Where is the oldest civilization of a single village in the world?  Where man has lived in a village for the longest time until today? Do you know? It’s in Kurdistan in a citadel in Arbil. It has been inhabited for over 6000 years. It was formerly a part of the old silk trail, the cradle of civilization. But that’s the joy of my travelling; I like to get into the history of the place and picture myself there 6000 years ago. It’s like being Alexander the Great.

F.1.M.: This seems to be your technique of exploration, preparing the trip, the travel, studying the history of a place and, then, going on site.

G.K. : That’s how I do it. I tend to read a great deal and always look for new things that people haven’t seen. We were the first to hit Antarctica and were the first to get a licence in China in 1979.  At that time, there was absolutely nothing there. I stayed in an army barracks. Now we have a ship on the Yangtze River and huge offices all over China. It all starts with one step. I think it was Mao who said that “every great march starts with a single step.” I was the single step at A&K.

Believe me, I don’t just sit in Monaco and ask my people “who would like to go to Iraq”. I go there first myself, and then my people dread what is coming next, which could be “hey guys, we’re off to Iraq!”

F.1.M.: Are you saying that Iraq will be the next luxury travel spot?

G.K. : I’ll tell you what will happen. We currently have intrepid adventurers who are not afraid of remote tours. We call them market pillars. These people have been almost everywhere on the planet. Therefore they are really desirous of a trip like this. Of course, I go and check the place and logistics, myself; otherwise it wouldn’t be possible. For instance, a trip to Turkey through Kurdistan to Arbil would be a fantastic adventure. It’s not Bagdad, but northern Iraq. This is a trip that is more than feasible and I definitely would be tempted. This is the stuff of real adventure seekers. Certainly, I cannot just swop the lifestyle in Monaco for that in Iraq, but you take the covenant with A&K and we give you the licence to run the yellow light. If we say it is safe, then you can bank on it. It’s not a question of surfing on the Net and packaging a trip. I have to do a site inspection and work out how to package the adventure. I guarantee you that twenty years from this interview, you will see a booming tourist industry in Kurdistan.

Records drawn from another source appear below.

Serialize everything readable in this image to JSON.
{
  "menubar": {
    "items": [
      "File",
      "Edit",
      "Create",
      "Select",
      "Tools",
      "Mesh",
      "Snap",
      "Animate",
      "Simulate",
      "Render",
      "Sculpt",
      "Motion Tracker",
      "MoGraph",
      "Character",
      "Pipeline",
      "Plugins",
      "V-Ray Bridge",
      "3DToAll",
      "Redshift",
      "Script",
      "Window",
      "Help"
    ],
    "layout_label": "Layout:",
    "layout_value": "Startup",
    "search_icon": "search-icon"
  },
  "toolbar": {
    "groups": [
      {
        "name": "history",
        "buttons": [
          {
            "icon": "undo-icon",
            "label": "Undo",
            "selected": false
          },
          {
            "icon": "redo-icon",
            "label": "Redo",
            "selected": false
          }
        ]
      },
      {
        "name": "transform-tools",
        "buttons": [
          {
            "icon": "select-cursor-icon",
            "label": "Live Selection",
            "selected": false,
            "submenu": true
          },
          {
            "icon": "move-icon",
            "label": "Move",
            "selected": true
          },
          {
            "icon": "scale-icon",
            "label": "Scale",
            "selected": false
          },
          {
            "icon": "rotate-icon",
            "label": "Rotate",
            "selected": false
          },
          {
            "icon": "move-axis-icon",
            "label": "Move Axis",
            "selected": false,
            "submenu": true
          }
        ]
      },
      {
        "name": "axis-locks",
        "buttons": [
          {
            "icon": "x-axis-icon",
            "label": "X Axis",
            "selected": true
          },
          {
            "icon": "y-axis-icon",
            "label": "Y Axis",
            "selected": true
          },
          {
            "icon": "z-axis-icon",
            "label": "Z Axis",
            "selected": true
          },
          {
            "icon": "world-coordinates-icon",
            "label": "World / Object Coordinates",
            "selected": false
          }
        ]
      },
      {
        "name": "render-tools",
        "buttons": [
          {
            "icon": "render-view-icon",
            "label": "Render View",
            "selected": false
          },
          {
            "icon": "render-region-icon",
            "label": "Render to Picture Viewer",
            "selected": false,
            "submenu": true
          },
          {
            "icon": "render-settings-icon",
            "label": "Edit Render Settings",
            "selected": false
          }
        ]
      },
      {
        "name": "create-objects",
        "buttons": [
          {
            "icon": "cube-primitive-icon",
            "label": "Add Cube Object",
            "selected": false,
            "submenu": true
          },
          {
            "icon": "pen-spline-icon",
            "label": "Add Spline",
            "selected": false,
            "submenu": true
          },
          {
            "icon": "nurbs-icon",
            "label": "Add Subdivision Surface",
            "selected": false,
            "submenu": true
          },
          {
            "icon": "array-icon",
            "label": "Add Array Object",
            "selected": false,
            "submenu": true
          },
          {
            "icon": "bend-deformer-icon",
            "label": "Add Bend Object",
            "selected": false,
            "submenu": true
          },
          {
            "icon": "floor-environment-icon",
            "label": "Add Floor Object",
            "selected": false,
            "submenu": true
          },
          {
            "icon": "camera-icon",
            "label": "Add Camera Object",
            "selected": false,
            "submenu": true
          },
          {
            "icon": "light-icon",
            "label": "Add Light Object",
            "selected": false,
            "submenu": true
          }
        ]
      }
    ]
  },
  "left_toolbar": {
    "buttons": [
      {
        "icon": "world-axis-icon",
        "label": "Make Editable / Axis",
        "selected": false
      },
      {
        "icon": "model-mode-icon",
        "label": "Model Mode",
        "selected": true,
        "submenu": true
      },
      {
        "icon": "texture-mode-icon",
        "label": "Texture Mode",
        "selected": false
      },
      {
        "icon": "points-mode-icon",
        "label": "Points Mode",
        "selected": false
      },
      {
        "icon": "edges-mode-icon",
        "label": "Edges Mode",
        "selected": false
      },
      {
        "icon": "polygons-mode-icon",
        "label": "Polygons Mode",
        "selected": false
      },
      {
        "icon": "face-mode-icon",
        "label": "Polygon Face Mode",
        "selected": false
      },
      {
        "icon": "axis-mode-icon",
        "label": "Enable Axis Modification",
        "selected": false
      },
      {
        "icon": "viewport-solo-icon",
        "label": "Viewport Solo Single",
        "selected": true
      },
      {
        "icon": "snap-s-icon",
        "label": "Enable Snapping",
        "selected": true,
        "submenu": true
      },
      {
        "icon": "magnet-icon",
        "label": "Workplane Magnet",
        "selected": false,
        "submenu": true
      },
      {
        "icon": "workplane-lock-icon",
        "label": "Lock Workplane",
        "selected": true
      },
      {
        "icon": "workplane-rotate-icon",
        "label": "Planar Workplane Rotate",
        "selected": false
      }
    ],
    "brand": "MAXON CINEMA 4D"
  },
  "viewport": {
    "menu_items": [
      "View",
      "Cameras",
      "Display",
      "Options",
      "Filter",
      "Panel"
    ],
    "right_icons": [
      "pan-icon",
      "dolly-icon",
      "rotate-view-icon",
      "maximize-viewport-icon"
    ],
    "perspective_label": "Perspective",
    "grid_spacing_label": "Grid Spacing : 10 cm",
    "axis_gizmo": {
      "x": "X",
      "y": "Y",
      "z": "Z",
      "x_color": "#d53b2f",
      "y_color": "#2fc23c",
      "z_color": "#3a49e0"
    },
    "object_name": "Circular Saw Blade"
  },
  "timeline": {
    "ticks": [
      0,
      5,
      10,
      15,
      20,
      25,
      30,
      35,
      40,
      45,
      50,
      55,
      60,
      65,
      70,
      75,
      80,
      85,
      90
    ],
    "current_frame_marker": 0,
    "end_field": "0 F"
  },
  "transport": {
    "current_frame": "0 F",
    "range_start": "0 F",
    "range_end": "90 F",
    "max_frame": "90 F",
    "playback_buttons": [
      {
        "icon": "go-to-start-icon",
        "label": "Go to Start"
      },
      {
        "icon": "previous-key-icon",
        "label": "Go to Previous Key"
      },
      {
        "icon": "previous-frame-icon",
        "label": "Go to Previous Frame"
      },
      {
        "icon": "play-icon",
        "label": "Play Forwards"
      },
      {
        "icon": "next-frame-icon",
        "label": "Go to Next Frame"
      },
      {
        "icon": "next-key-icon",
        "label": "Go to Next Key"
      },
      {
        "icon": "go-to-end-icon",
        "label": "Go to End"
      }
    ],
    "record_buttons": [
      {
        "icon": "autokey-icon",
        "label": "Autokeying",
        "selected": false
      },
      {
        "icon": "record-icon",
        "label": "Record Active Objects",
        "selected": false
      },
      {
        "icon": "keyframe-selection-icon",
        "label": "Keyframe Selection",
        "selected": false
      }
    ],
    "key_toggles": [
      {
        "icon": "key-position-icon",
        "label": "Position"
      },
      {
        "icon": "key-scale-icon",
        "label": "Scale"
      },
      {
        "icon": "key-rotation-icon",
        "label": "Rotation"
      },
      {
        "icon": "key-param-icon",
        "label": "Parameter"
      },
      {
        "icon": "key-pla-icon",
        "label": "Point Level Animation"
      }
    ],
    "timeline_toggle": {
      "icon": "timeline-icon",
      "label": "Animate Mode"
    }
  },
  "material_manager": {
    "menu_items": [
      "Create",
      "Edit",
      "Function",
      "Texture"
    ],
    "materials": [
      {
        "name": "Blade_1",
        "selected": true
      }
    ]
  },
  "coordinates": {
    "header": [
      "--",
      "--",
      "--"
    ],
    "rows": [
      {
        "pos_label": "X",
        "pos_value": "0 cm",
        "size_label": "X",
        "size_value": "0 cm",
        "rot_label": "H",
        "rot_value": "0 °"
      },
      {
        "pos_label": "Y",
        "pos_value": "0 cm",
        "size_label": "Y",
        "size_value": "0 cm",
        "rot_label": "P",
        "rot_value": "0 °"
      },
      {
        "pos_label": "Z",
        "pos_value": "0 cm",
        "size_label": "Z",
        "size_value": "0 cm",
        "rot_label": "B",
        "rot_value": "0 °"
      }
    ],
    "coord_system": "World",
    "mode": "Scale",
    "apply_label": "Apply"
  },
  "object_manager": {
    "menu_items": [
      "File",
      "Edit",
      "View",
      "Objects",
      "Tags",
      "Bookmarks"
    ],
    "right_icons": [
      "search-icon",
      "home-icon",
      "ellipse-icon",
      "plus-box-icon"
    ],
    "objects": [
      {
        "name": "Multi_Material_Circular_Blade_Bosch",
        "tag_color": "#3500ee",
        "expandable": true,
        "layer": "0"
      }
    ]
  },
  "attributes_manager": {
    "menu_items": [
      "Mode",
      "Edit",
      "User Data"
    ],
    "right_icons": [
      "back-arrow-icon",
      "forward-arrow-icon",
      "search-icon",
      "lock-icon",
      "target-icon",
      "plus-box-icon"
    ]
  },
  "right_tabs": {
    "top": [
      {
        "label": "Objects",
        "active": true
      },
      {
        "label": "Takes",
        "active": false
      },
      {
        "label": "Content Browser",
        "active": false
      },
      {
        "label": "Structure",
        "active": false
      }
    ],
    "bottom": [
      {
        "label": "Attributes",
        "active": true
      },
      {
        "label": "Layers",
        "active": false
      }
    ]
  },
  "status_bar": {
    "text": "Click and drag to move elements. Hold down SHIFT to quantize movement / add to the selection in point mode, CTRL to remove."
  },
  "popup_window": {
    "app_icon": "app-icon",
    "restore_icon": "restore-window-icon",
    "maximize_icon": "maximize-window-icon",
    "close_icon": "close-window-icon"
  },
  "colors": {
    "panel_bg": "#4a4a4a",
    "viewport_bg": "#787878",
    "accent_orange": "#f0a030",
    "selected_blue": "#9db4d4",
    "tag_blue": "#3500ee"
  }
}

F.1.M.: One of my fondest dreams is to visit the Oman valley.

G.K. : This is the very best. I went there and can’t wait to return. Finally, if you are adventurous enough to do Africa – from Ethiopia, Uganda, Ghana, Oman and others – do it with A&K. I had the great opportunity of visiting the world’s oldest living tribe in Africa, even moving camps with them. They have been living the same lifestyle for hundreds of years. The ultimo! At Abercrombie & Kent, we guarantee 100% safe and unforgettable adventures, with maximum comfort. Making dreams come true, that’s my business!